– Seeing guru as a buddha
|1. What is the Mind?||– Two types of meditation: stabilizing meditation calms the mind, analytical meditation changes the mind|
– Becoming mindfully aware of one’s thoughts and realizing I am not my thoughts
– The spatial and temporal aspects of the mind
– The mind’s changeability, improvability, and the hypothesis of the mind’s perfectibility
|– Continuity of consciousness before and after this lifetime|
|2. The Preciousness of Life||– Gratitude for being alive today|
– My vast potential for self-development and helping others
– The wonder, responsibility, and fragility of a self-aware human’s place in the universe, culminating 14 billion years’ cosmic and biological evolution
|– Countless rebirths through the other realms of animal, hungry ghost, gods, etc.|
– Karmic accumulations required for precious human rebirth
– Seeking further favorable rebirths
|3. Impermanence||– Gross change of the outer world and body|
– Subtle change of the body
– Subtlest physical change of atoms and subatomic particles
– How the mind changes moment-to-moment
|– Traditional 9-point meditation on death|
|4. Mental Cause and Effect (Karma)||– Psychological and scientific basis: what we choose to contemplate reinforces that habit in our mind|
– How to cultivate beneficial thoughts that lead to happiness
– How to let go of disturbing thoughts through self-forgiveness, secular purification practice
|– Specific causes and results of karmic action between lifetimes|
– Karma as a universal law
|5. Refuge||– Looking honestly where we currently go for refuge when seeking pleasure or fleeing pain|
– Refuge in our capacity for change and our unlimited potential for good

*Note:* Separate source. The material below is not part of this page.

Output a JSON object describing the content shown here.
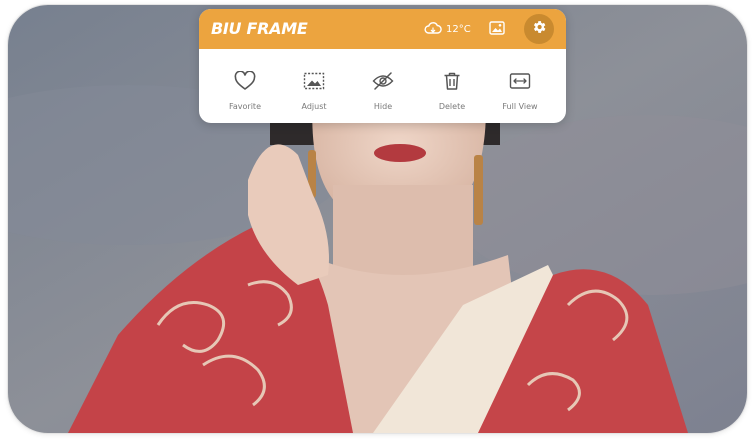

– Who deserves our respect for having developed their best human qualities?
|– Explicit outer refuges of Buddha, Dharma, and Sangha|
|6. Suffering||– Identifying the psychological causes of suffering: attachment (exaggerated pleasure), anger (exaggerated pain), and ignorance (exaggerated self)|
– The suffering of change: how pleasures in themselves are unsatisfying
|– Elaborate meditation on types of suffering (explored more in Love & Compassion)|
– 12 links of dependent origination, including multiple rebirths
|7. Renunciation||– Cultivating determination and courage to let go of the psychological roots of suffering: attachment, anger, and ignorance||– Renouncing samsara and future rebirths, the universe as we know it|
– Nirvana as the end of suffering rebirths
– Seeking to be reborn in higher rebirths
|8. Love & Compassion||– Equanimity|
– Lovingkindness (wishing others to be happy)
– Compassion (wishing others to be free from suffering)
– Sympathetic Joy (rejoicing in others’ goodness and potential for self-development)
|– Contemplation of suffering due to past and future rebirth and other realms|
– All beings have been my mother
|9. The Interdependent Nature of Reality||– Dependent origination of objects through mind, parts, causes|
– Dependent origination of self through mind, parts, causes
– The emptiness and immateriality of the mind (like math or love, but not a soul)
– Emptiness of concepts and emptiness of emptiness
|– Subtler analyses of emptiness|
– Tantra or clear light views on emptiness
Episode Links for Lamrim Topics
If you’d like to meditate on the whole path, we have compiled a guided meditation that briefly goes through all the topics in a single session: Episode 44: Secular Guided Meditation on the Buddhist Stages of the Path to Enlightenment (Lamrim).
Recommended Reading to learn more about the Lamrim and Lamrim Meditations
How to Meditate (Wisdom), Kathleen MacDonald
Meditations on the Path to Enlightenment (Tushita), Geshe Acharya Thubten Loden
Guided Meditations on the Stages of the Path (Snow Lion), Venerable Thubten Chodron
The Library of Wisdom and Compassion (Wisdom), His Holiness the Dalai Lama with Thubten Chodron
The Foundation of Buddhist Thought (Wisdom), Geshe Tashi Tsering
Photo by Eric Gross: “Tibetan monks on the beach at Coney Island Brooklyn,” 2019